But I did get it to work at last. Hint for anyone trying to attempt the same, if you do get "Can not Build/Load Module" errors after the actual compilation went through just fine, make sure that "/lib/modules/$(uname -r)/build" is linked to a valid directory!
Because that is where the NVidia script insists on dumping its finished modules.
And do not
just link that one back to "/lib/modules/$(uname -r)/sources" as I've seen suggested somewhere else, as that will lead to all kinds of crap messages.
If that link is invalid, then you're still missing some kernel source/header package, which you need to install via YaST.
Also, if after (to) much un-installing of NVidia drivers you suddenly get an error msg "can't read libglx.so", then you're not really missing that file, its just that a previous uninstall run of NVidia didn't remove that link. So it still exists, but points to an invalid file name.
Repair that broken link by hand via "unlink <FileLink> && ln -s <RealFile> <FileLink>" and simply run the installer again.
Don't forget to block the FTP download with the (well hidden) option "--no-network", if you got as messed up as I did with the "latest & greatest" from NVidia's FTP archives.
In any case, all that back & forth didn't change a thing. Only after I went all the way back to kernel 22.214.171.124-0.1 and compiler 4.3.4 did I get a usable result. But yet again, only with my original NVidia driver x64-185.18.14.
None of the later x64-185.18.xx drivers worked and the 190.xx, well you know that story already.
I wasted 4 days on this stuff, because NVidia for some reason decided to break a functionality that used to work just fine.
And by the way, these $4000+ Thinkpad W700ds are being sold as officially
supported by SuSE & NVidia on Linux.
So yes, I do have kind of an expectation that NVidia keeps up their side of the bargain, at least not take away stuff that used to work just fine already.
Now I got Xinerama back working, with two separate Desktops
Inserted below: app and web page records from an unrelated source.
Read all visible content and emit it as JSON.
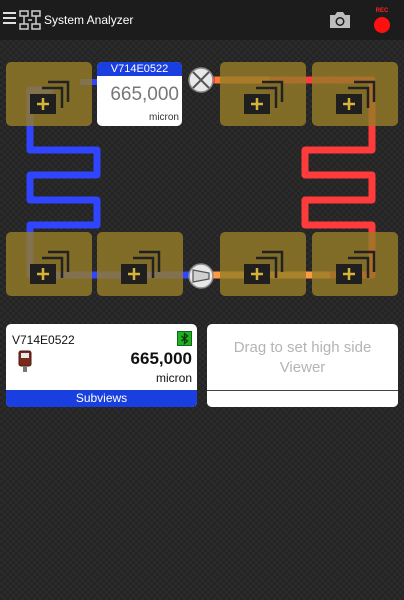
{
  "app": {
    "title": "System Analyzer"
  },
  "toolbar": {
    "rec_label": "REC"
  },
  "diagram": {
    "sensor_card": {
      "id": "V714E0522",
      "value": "665,000",
      "unit": "micron"
    }
  },
  "panels": {
    "left": {
      "id": "V714E0522",
      "value": "665,000",
      "unit": "micron",
      "tab_label": "Subviews"
    },
    "right": {
      "line1": "Drag to set high side",
      "line2": "Viewer"
    }
  },
  "colors": {
    "low_side": "#2f45ff",
    "high_side": "#ff3b3b",
    "accent": "#1a3fe0",
    "tile": "#967c28"
  }
}
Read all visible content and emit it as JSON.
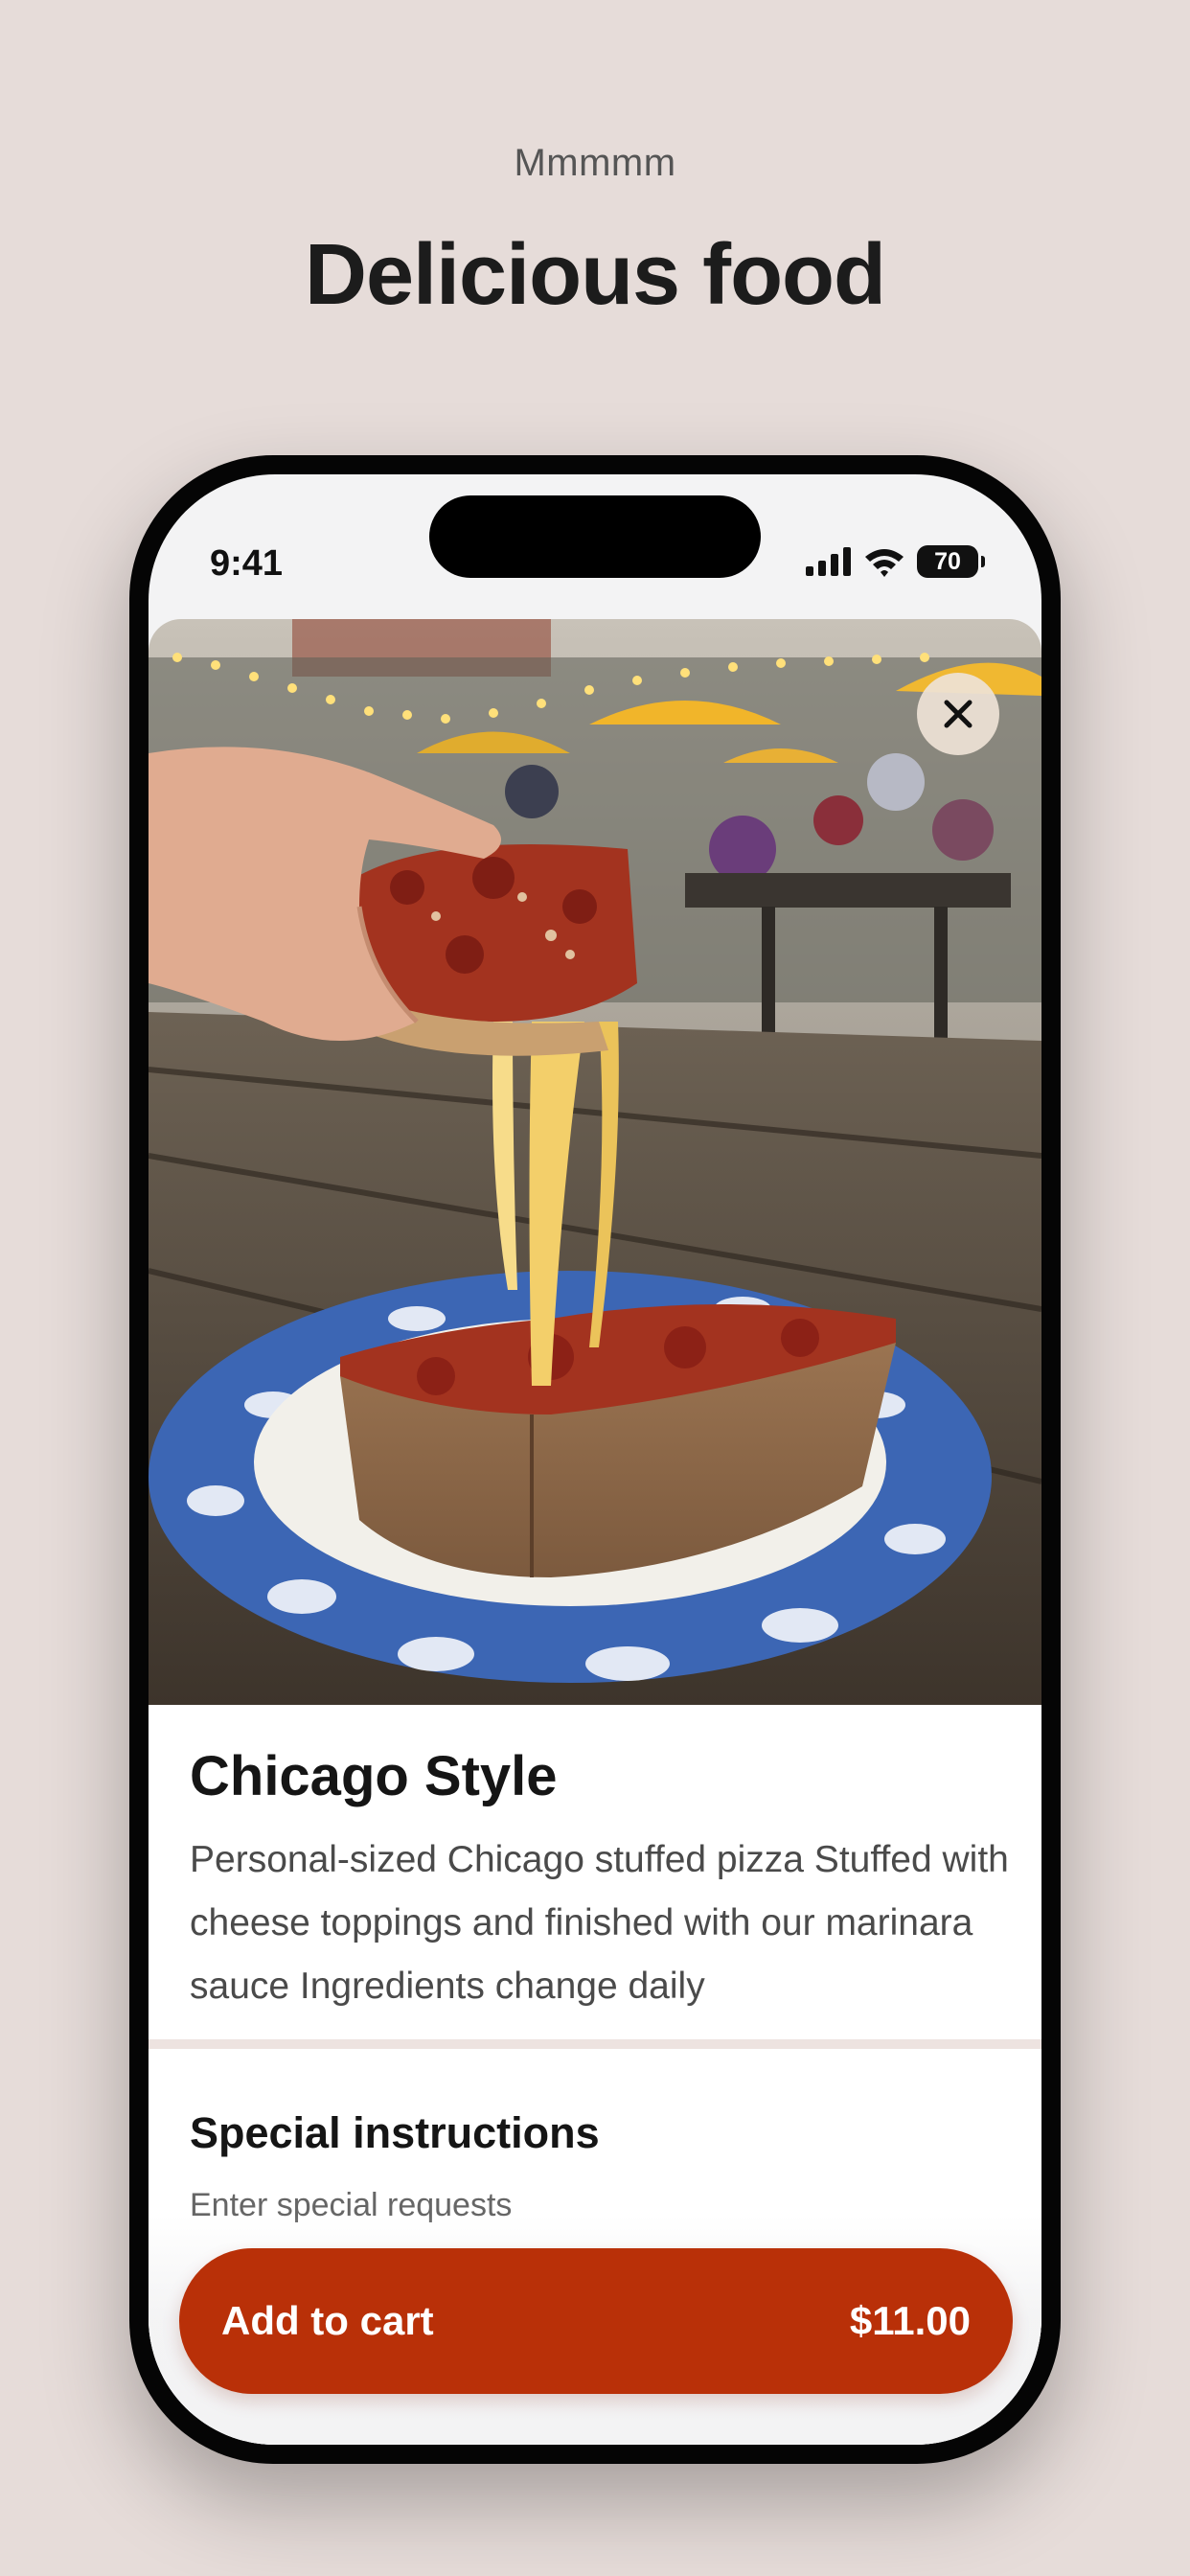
{
  "promo": {
    "eyebrow": "Mmmmm",
    "headline": "Delicious food"
  },
  "status_bar": {
    "time": "9:41",
    "battery": "70",
    "icons": [
      "signal-icon",
      "wifi-icon",
      "battery-icon"
    ]
  },
  "item": {
    "image_icon": "food-photo",
    "close_icon": "close-icon",
    "title": "Chicago Style",
    "description": "Personal-sized Chicago stuffed pizza Stuffed with cheese toppings and finished with our marinara sauce Ingredients change daily"
  },
  "special_instructions": {
    "title": "Special instructions",
    "placeholder": "Enter special requests"
  },
  "cart": {
    "label": "Add to cart",
    "price": "$11.00"
  },
  "colors": {
    "background": "#e6dcd9",
    "accent": "#b93008",
    "text": "#1a1a1a"
  }
}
, with gorgeous native resolutions of 1920x1200 and 1280x1024 and my 2nd Screen tilted left side up - as it should be.
But those lost 4 days I'll never get back :-(